Ali “could be careless with his words” but Obama said “his wonderful, infectious, even innocent spirit ultimately won him more fans than foes,” noting time Ali spent visiting sick children.

“We watched a hero light a torch, and fight his greatest fight of all on the world stage once again; a battle against the disease that ravaged his body, but couldn’t take the spark from his eyes,” Obama said.



Immediate reactions when hearing about Muhammad Ali’s death

(Reuters) – Former world heavyweight boxing champion Muhammad Ali died on Friday, aged 74. Following are some of the immediate reactions to the news:
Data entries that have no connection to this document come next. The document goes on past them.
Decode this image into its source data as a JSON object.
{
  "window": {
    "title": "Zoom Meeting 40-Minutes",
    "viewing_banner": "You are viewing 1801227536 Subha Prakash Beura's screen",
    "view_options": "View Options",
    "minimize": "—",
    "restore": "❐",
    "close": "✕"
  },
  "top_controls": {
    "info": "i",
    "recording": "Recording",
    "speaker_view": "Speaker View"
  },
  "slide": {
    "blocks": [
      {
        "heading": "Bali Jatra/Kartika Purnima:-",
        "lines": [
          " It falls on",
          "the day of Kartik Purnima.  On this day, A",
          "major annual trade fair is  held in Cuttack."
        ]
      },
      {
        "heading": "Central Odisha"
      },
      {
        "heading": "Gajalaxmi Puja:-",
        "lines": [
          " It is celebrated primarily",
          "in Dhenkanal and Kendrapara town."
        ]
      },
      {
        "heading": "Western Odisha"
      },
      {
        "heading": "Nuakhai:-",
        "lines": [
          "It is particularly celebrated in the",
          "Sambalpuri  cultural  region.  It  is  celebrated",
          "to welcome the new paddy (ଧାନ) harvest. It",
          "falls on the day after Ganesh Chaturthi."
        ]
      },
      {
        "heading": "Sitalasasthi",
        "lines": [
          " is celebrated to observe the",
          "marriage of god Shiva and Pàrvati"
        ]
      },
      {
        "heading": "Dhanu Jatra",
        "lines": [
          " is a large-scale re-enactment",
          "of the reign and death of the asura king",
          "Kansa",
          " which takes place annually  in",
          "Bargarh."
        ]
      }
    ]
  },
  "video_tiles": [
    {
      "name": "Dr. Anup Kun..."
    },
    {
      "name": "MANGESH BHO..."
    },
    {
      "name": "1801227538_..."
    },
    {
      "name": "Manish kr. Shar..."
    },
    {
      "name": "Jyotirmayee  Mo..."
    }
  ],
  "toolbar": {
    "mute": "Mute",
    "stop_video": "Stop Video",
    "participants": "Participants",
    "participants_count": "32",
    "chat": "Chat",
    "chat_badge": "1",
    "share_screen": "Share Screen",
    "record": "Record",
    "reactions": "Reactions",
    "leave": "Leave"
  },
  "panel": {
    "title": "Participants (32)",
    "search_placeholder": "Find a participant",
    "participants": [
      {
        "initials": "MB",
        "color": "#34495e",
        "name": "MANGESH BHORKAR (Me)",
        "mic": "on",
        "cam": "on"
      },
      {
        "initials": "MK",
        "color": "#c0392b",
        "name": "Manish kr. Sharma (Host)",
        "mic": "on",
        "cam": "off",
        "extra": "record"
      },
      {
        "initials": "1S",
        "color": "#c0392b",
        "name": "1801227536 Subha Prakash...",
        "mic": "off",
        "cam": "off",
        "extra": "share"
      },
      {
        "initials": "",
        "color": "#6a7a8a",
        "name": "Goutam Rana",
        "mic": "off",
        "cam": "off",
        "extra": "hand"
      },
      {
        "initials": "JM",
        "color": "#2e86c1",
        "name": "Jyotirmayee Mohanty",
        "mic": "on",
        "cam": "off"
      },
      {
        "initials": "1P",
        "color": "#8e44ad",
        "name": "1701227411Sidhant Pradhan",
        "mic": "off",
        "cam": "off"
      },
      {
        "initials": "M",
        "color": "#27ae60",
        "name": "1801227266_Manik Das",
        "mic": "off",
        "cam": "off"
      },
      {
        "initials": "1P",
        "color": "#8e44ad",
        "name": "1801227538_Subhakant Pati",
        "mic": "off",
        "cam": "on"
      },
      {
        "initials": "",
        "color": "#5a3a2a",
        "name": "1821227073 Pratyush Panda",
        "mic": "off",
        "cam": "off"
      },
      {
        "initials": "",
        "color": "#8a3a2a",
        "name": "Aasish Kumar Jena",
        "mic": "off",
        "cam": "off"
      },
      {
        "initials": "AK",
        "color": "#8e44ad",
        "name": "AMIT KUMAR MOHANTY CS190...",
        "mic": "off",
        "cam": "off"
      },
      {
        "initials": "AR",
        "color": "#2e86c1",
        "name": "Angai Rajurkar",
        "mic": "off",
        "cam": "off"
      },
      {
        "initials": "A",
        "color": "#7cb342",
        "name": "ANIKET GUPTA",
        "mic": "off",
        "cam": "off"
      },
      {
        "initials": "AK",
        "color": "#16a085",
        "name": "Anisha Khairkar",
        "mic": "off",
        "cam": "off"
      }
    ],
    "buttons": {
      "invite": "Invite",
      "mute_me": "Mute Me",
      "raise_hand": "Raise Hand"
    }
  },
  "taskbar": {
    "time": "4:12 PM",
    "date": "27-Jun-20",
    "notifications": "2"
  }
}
“Ali, he was and always will be the greatest. A true champion in and out of the ring.”

” Let us pray for @MuhammadAli; good for America, world boxing champion, social transformer & anti-war hero. #TheGreatest.”

“My heart is deeply saddened yet both appreciative and relieved that the greatest is now resting in the greatest place.”

“Muhammad Ali was one of the greatest human beings I have ever met. No doubt he was one of the best people to have lived in this day and age. To put him as a boxer is an injustice.”

“You were a champion in so many ways. You ‘fought’ well. Rest well.”

“There will never be another Muhammad Ali. The black community all around the world, black people all around the world, needed him. He was the voice for us. He’s the voice for me to be where I’m at today.”

“It’s a sad day for life, man. I loved Muhammad Ali, he was my friend. Ali will never die. Like Martin Luther King his spirit will live on, he stood for the world.”

“We lost a giant today. Boxing benefited from Muhammad Ali’s talents but not nearly as much as mankind benefited from his humanity.”

“A legend who transcended sport and was a true champion for all.”

“AIBA would like to honour one of the greatest boxer of all time and a true human being who fought endlessly for his beliefs. Our thoughts and prayers are with his family at this time.”

“The sporting universe has just suffered a big loss. Muhammad Ali was my friend, my idol, my hero. We spent many moments together and always kept a good connection throughout the years. The sadness is overwhelming.”

“God came for his champion. So long great one.”

“My mind, my heart and soul is devastated. I admired and imitated Ali. We must not forget his conviction and love.”

“Muhammad Ali is dead at 74! A truly great champion and a wonderful guy. He will be missed by all!”

“From the day he claimed the Olympic gold medal in 1960, boxing fans across the world knew they were seeing a blend of beauty and grace, speed and strength that may never be matched again.”

“Muhammad Ali transcended sports with his outsized personality and dedication to civil rights and social justice.”


For Reuters

Writing by Bill Trott
Reporting by Roberta Rampton, Bill Trott
Compilations by Frank McGurty, Brendan O’Brien, Martyn Herman, Bill Trott
Editing by Greg Mahlich , Ed Osmond, Clelia Oziel, Paul Tait, Frances Kerry and Mary Milliken


The past, present and future walked into a bar. It was tense.”